Quick tip: Taming the sun with a Multiply layer in Photoshop

Pl_ShweYanPanMonastery_0116mulSometimes you just can’t control the clock or the sun. The monastery in Nyaung Shwe (in Myanmar’s Shan State) is famous for its historic round wood windows. But finding them with novices peering out from the study hall inside was a special treat. Harsh light or not, it was a great photo opportunity. Having a Nikon D810 certainly helped me capture the full tonal range of the image from light to dark, but another trick was needed to make the image look good…

The original capture had almost no detail in the wood, since it was burnt out by the bright sun. The time-consuming way to fix the issue would be to create an adjustment layer with curves or levels, mask it to only affect the wood, and then tweak it until it looked like I wanted.
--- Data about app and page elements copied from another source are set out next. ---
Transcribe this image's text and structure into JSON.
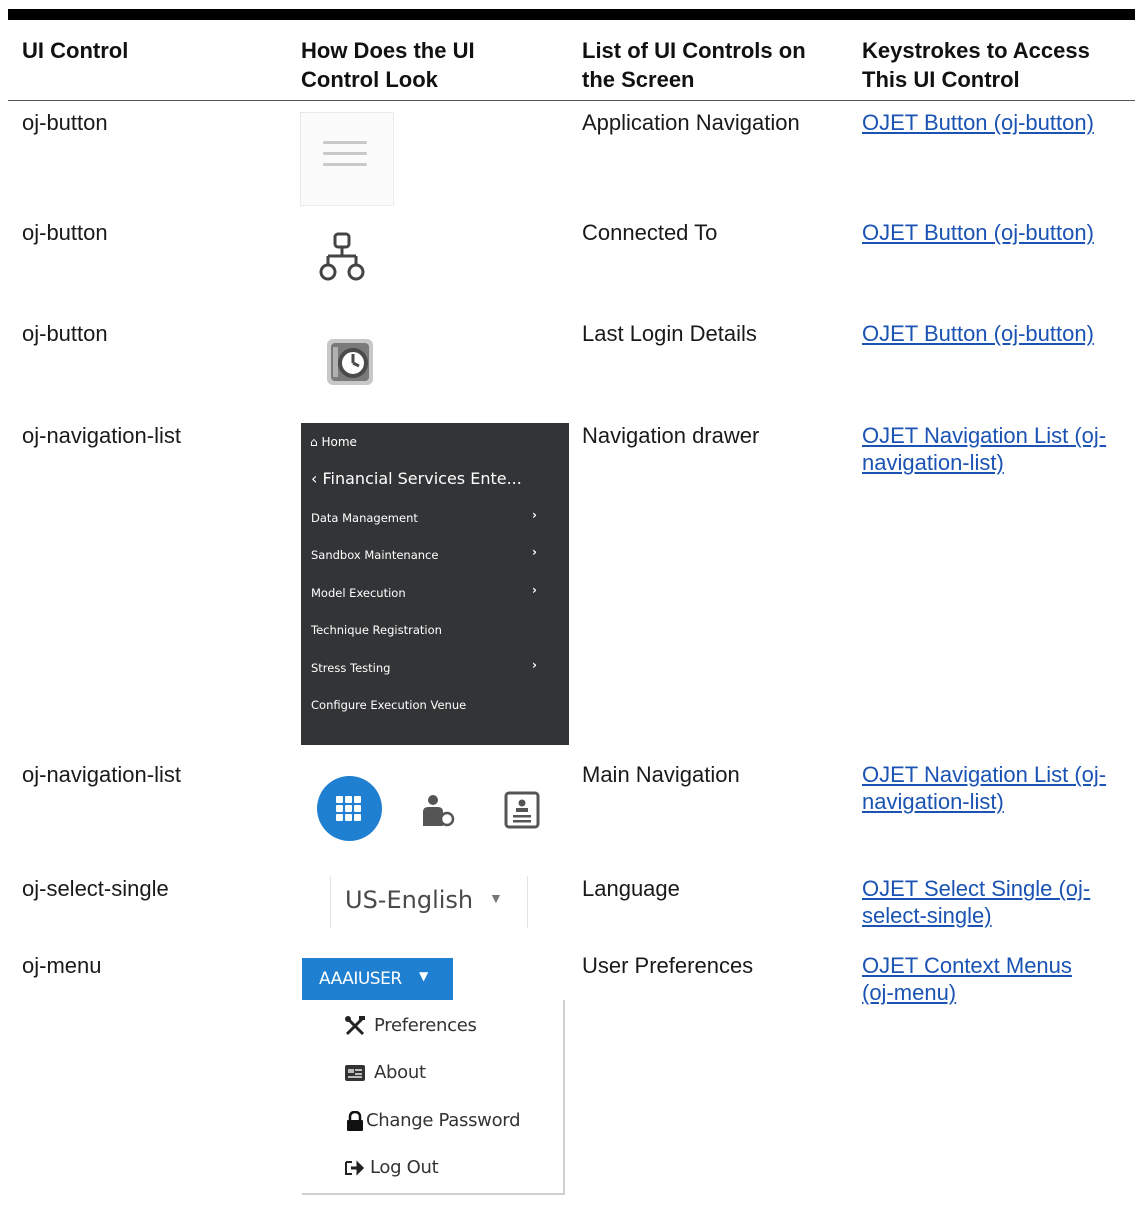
{
  "headers": {
    "col1_line1": "UI Control",
    "col2_line1": "How Does the UI",
    "col2_line2": "Control Look",
    "col3_line1": "List of UI Controls on",
    "col3_line2": "the Screen",
    "col4_line1": "Keystrokes to Access",
    "col4_line2": "This UI Control"
  },
  "rows": [
    {
      "control": "oj-button",
      "screen": "Application Navigation",
      "link1": "OJET Button (oj-button)",
      "link2": ""
    },
    {
      "control": "oj-button",
      "screen": "Connected To",
      "link1": "OJET Button (oj-button)",
      "link2": ""
    },
    {
      "control": "oj-button",
      "screen": "Last Login Details",
      "link1": "OJET Button (oj-button)",
      "link2": ""
    },
    {
      "control": "oj-navigation-list",
      "screen": "Navigation drawer",
      "link1": "OJET Navigation List (oj-",
      "link2": "navigation-list)"
    },
    {
      "control": "oj-navigation-list",
      "screen": "Main Navigation",
      "link1": "OJET Navigation List (oj-",
      "link2": "navigation-list)"
    },
    {
      "control": "oj-select-single",
      "screen": "Language",
      "link1": "OJET Select Single (oj-",
      "link2": "select-single)"
    },
    {
      "control": "oj-menu",
      "screen": "User Preferences",
      "link1": "OJET Context Menus",
      "link2": "(oj-menu)"
    }
  ],
  "drawer": {
    "home": "Home",
    "breadcrumb": "Financial Services Ente...",
    "items": [
      {
        "label": "Data Management",
        "chevron": "›"
      },
      {
        "label": "Sandbox Maintenance",
        "chevron": "›"
      },
      {
        "label": "Model Execution",
        "chevron": "›"
      },
      {
        "label": "Technique Registration",
        "chevron": ""
      },
      {
        "label": "Stress Testing",
        "chevron": "›"
      },
      {
        "label": "Configure Execution Venue",
        "chevron": ""
      }
    ]
  },
  "language_select": {
    "value": "US-English"
  },
  "user_menu": {
    "button_label": "AAAIUSER",
    "items": [
      "Preferences",
      "About",
      "Change Password",
      "Log Out"
    ]
  },
  "icons": {
    "row1": "hamburger-icon",
    "row2": "hierarchy-icon",
    "row3": "clock-icon",
    "main_nav": [
      "app-grid-icon",
      "user-settings-icon",
      "document-icon"
    ]
  },
  "colors": {
    "accent": "#1f7fd1",
    "link": "#1a53b3",
    "drawer_bg": "#333436"
  }
}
However, a much quicker, and nearly as effective solution also exists – one we walked through back at the hotel with our photo tour participants. Simply Duplicate the original layer, and sent the Blend mode of the new layer to Multiply. The result is a nice boost in contrast that has a particularly strong effect on the high key areas that need help.
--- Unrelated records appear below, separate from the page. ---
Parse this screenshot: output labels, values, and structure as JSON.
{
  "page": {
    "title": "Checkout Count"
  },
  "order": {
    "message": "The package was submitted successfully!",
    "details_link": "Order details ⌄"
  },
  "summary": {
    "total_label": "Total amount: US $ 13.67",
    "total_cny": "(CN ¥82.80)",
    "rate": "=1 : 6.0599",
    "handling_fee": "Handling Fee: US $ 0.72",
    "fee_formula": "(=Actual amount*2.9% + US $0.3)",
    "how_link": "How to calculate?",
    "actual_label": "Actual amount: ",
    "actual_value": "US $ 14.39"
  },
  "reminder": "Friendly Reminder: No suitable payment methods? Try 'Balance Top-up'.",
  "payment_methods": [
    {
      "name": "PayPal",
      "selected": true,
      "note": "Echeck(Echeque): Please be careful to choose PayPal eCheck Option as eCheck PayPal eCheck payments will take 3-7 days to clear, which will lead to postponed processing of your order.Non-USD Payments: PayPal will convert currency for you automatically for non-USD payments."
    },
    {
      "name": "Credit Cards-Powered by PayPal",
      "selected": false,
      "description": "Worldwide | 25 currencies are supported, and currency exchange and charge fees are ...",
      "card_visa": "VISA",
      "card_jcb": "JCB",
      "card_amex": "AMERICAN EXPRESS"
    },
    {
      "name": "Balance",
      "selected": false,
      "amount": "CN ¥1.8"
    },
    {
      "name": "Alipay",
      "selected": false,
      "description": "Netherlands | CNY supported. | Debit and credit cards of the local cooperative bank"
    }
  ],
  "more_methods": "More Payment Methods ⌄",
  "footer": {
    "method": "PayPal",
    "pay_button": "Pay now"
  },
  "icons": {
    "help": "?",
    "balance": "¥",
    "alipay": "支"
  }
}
Here is the original image:

Pl_ShweYanPanMonastery_0116orig

Here is the version after the 10-second fix of adding a multiply layer:
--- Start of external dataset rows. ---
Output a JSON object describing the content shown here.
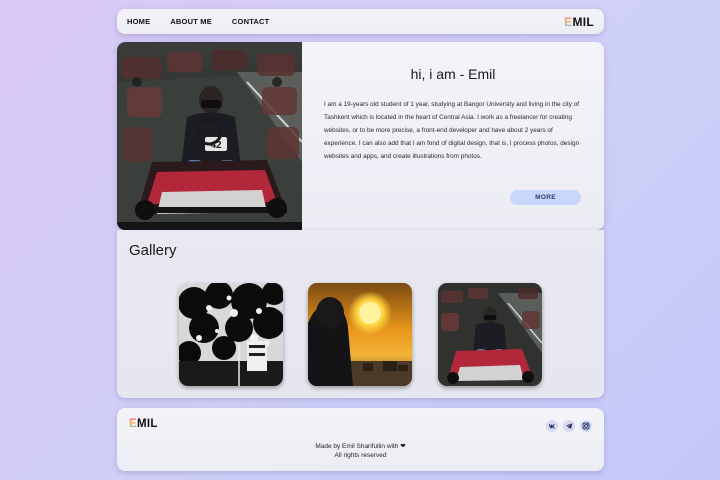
{
  "nav": {
    "links": [
      "HOME",
      "ABOUT ME",
      "CONTACT"
    ],
    "logo_first": "E",
    "logo_rest": "MIL"
  },
  "hero": {
    "title": "hi, i am - Emil",
    "bio": "I am a 19-years old student of 1 year, studying at Bangor University and living in the city of Tashkent which is located in the heart of Central Asia. I work as a freelancer for creating websites, or to be more precise, a front-end developer and have about 2 years of experience. I can also add that I am fond of digital design, that is, I process photos, design websites and apps, and create illustrations from photos.",
    "more_label": "MORE",
    "photo_kart_number": "42"
  },
  "gallery": {
    "title": "Gallery"
  },
  "footer": {
    "logo_first": "E",
    "logo_rest": "MIL",
    "credit_prefix": "Made by Emil Sharifullin with",
    "heart_symbol": "❤",
    "rights": "All rights reserved",
    "socials": [
      "vk-icon",
      "telegram-icon",
      "instagram-icon"
    ]
  },
  "colors": {
    "more_button": "#c9d7fb",
    "background_start": "#d9c8f5",
    "background_end": "#c4c8f9"
  }
}
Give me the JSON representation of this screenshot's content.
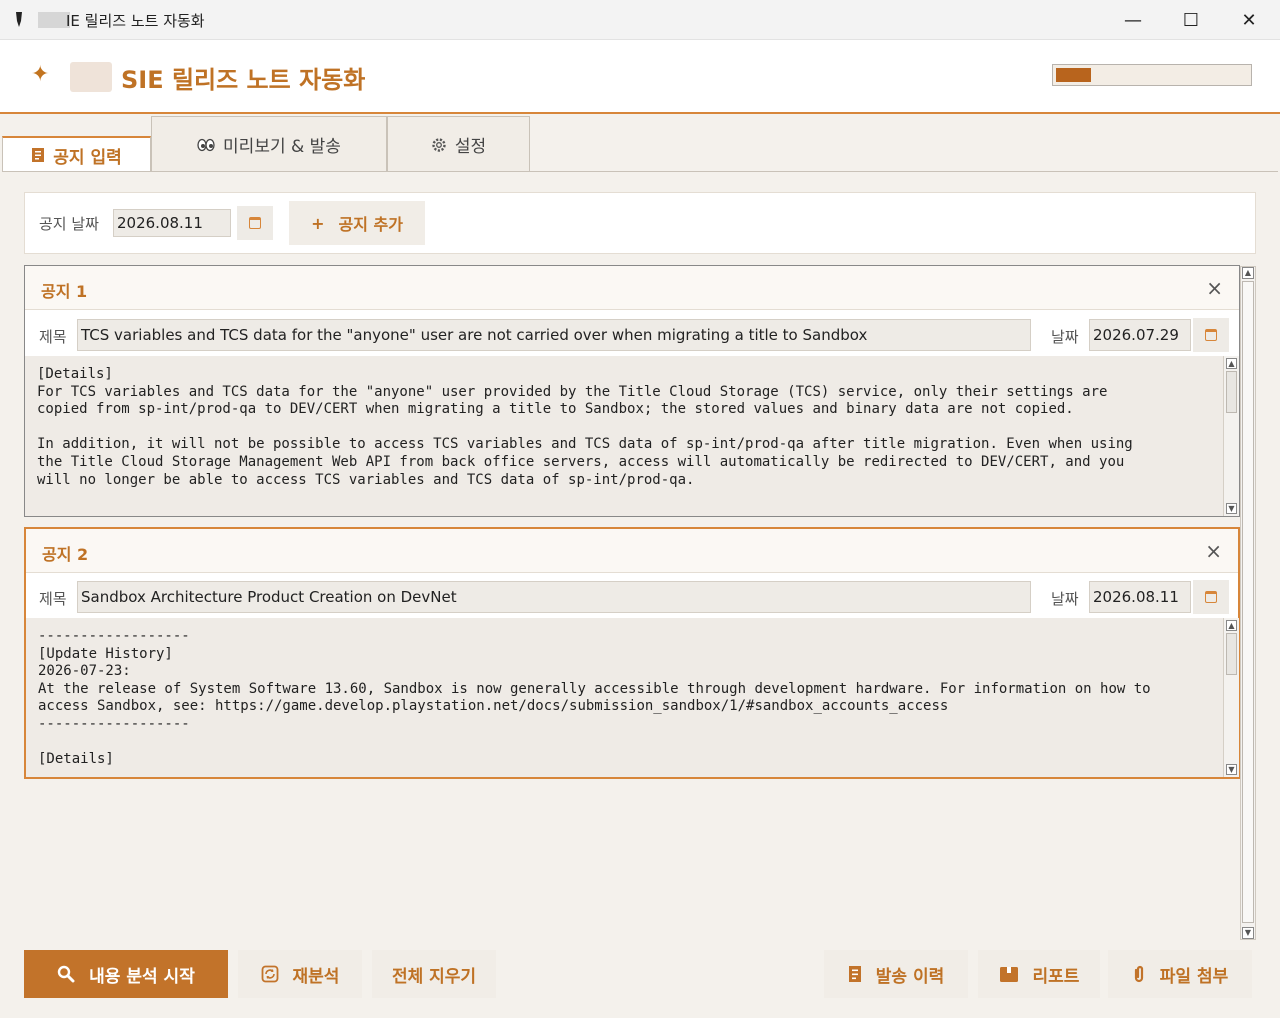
{
  "window": {
    "title": "IE 릴리즈 노트 자동화",
    "controls": {
      "minimize": "—",
      "maximize": "☐",
      "close": "✕"
    }
  },
  "header": {
    "logo_symbol": "✦",
    "title": "SIE 릴리즈 노트 자동화",
    "progress_fraction": 0.18
  },
  "tabs": [
    {
      "label": "공지 입력",
      "icon": "notebook-icon",
      "active": true
    },
    {
      "label": "미리보기 & 발송",
      "icon": "eyes-icon",
      "active": false
    },
    {
      "label": "설정",
      "icon": "gear-icon",
      "active": false
    }
  ],
  "datebar": {
    "label": "공지 날짜",
    "value": "2026.08.11",
    "add_label": "공지 추가",
    "add_symbol": "+"
  },
  "notices": [
    {
      "title": "공지 1",
      "subject_label": "제목",
      "subject": "TCS variables and TCS data for the \"anyone\" user are not carried over when migrating a title to Sandbox",
      "date_label": "날짜",
      "date": "2026.07.29",
      "body": "[Details]\nFor TCS variables and TCS data for the \"anyone\" user provided by the Title Cloud Storage (TCS) service, only their settings are\ncopied from sp-int/prod-qa to DEV/CERT when migrating a title to Sandbox; the stored values and binary data are not copied.\n\nIn addition, it will not be possible to access TCS variables and TCS data of sp-int/prod-qa after title migration. Even when using\nthe Title Cloud Storage Management Web API from back office servers, access will automatically be redirected to DEV/CERT, and you\nwill no longer be able to access TCS variables and TCS data of sp-int/prod-qa."
    },
    {
      "title": "공지 2",
      "subject_label": "제목",
      "subject": "Sandbox Architecture Product Creation on DevNet",
      "date_label": "날짜",
      "date": "2026.08.11",
      "body": "------------------\n[Update History]\n2026-07-23:\nAt the release of System Software 13.60, Sandbox is now generally accessible through development hardware. For information on how to\naccess Sandbox, see: https://game.develop.playstation.net/docs/submission_sandbox/1/#sandbox_accounts_access\n------------------\n\n[Details]"
    }
  ],
  "close_symbol": "×",
  "buttons": {
    "analyze": "내용 분석 시작",
    "reanalyze": "재분석",
    "clear_all": "전체 지우기",
    "send_history": "발송 이력",
    "report": "리포트",
    "attach_file": "파일 첨부"
  },
  "colors": {
    "accent": "#c2732a",
    "accent_text": "#bf7225",
    "background": "#f4f1ec"
  }
}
Pl_ShweYanPanMonastery_0116mul

Note that the multiply layer also brings out the rich reds of the robes, an added bonus. Background detail is lost, but in this case I’m okay with that, as it only detracts from the lines of the window. If we wanted to restore it, we could of course mask off that portion of the Multiply layer.

It doesn’t get any simpler than that! If you’d like to come on an adventure with us to create shots like this of your own, please consider joining us when we return to colorful Myanmar in December, or closer to home for some wildlife & scenic photography on our Alaskan Bear & Puffin safari. Good Shooting – David